  abstract     = {Many small passerines regularly fly slowly when catching prey, flying in cluttered environments or landing on a perch or nest. While flying slowly, passerines generate most of the flight forces during the downstroke, and have a 'feathered upstroke' during which they make their wing inactive by retracting it close to the body and by spreading the primary wing feathers. How this flight mode relates aerodynamically to the cruising flight and so-called 'normal hovering' as used in hummingbirds is not yet known. Here, we present time-resolved fluid dynamics data in combination with wingbeat kinematics data for three pied flycatchers flying across a range of speeds from near hovering to their calculated minimum power speed. Flycatchers are adapted to low speed flight, which they habitually use when catching insects on the wing. From the wake dynamics data, we constructed average wingbeat wakes and determined the time-resolved flight forces, the time-resolved downwash distributions and the resulting lift-to-drag ratios, span efficiencies and flap efficiencies. During the downstroke, slow-flying flycatchers generate a single-vortex loop wake, which is much more similar to that generated by birds at cruising flight speeds than it is to the double loop vortex wake in hovering hummingbirds. This wake structure results in a relatively high downwash behind the body, which can be explained by the relatively active tail in flycatchers. As a result of this, slow-flying flycatchers have a span efficiency which is similar to that of the birds in cruising flight and which can be assumed to be higher than in hovering hummingbirds. During the upstroke, the wings of slowly flying flycatchers generated no significant forces, but the body-tail configuration added 23 per cent to weight support. This is strikingly similar to the 25 per cent weight support generated by the wing upstroke in hovering hummingbirds. Thus, for slow-flying passerines, the upstroke cannot be regarded as inactive, and the tail may be of importance for flight efficiency and possibly manoeuvrability.},

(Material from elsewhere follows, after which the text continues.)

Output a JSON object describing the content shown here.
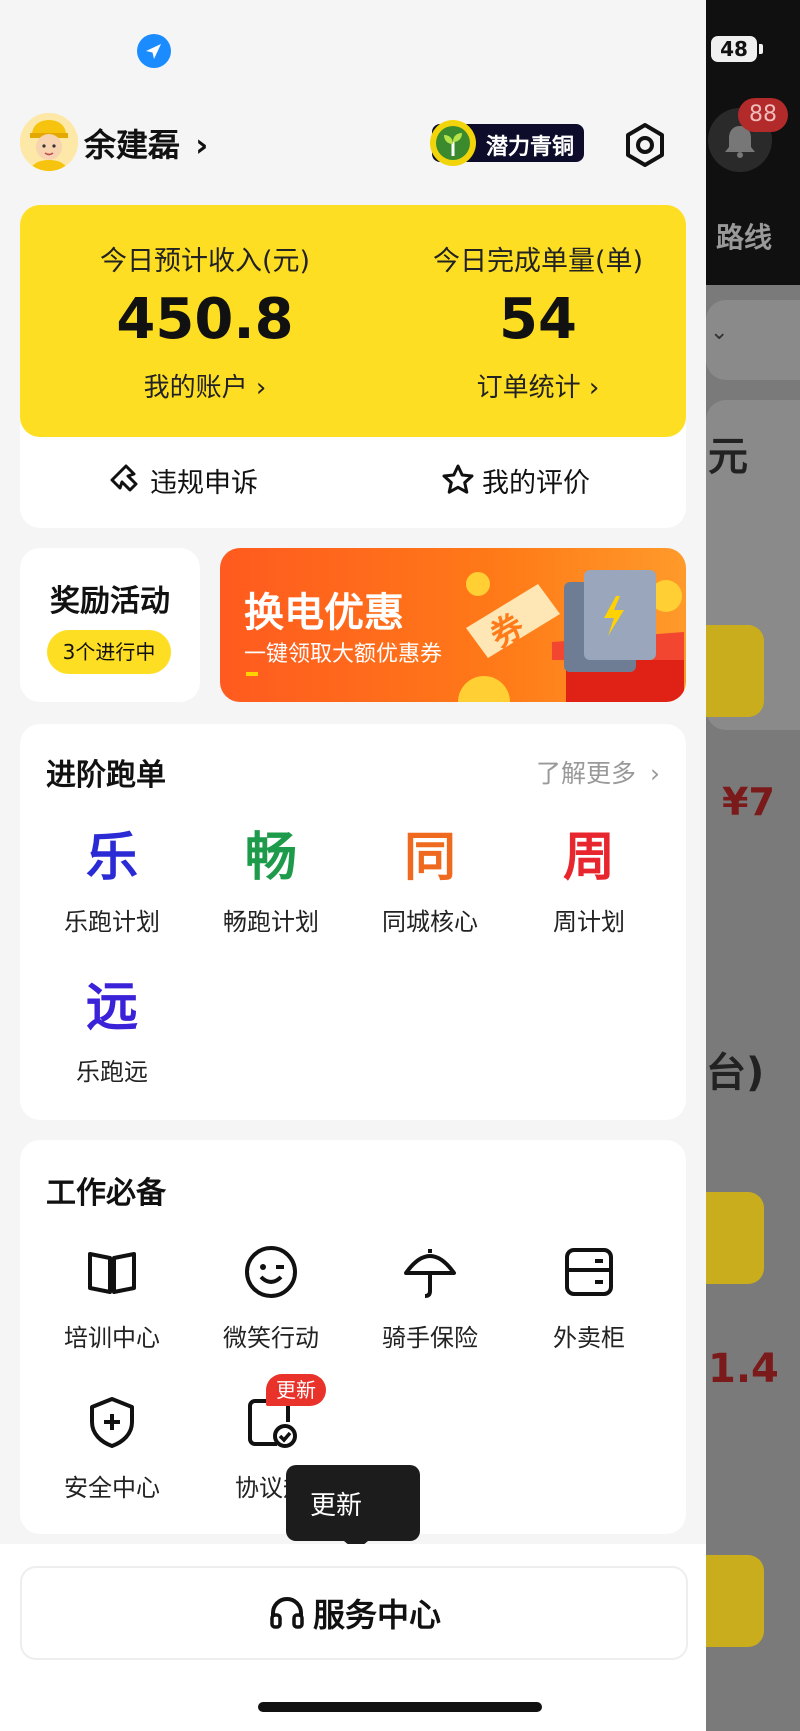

  author       = {Muijres, Florian and Bowlin, Melissa and Johansson, Christoffer and Hedenström, Anders},
  issn         = {1742-5662},
  keyword      = {bird Ficedula hypoleuca,aerodynamic flight performance,inclined stroke plane hovering,slow flight,wind tunnel,PIV},
  language     = {eng},
  pages        = {292--303},
  publisher    = {Royal Society},
  series       = {Journal of the Royal Society Interface},
  title        = {Vortex wake, downwash distribution, aerodynamic performance and wingbeat kinematics in slow-flying pied flycatchers.},
  url          = {http://dx.doi.org/10.1098/rsif.2011.0238},
  volume       = {9},
  year         = {2012},
}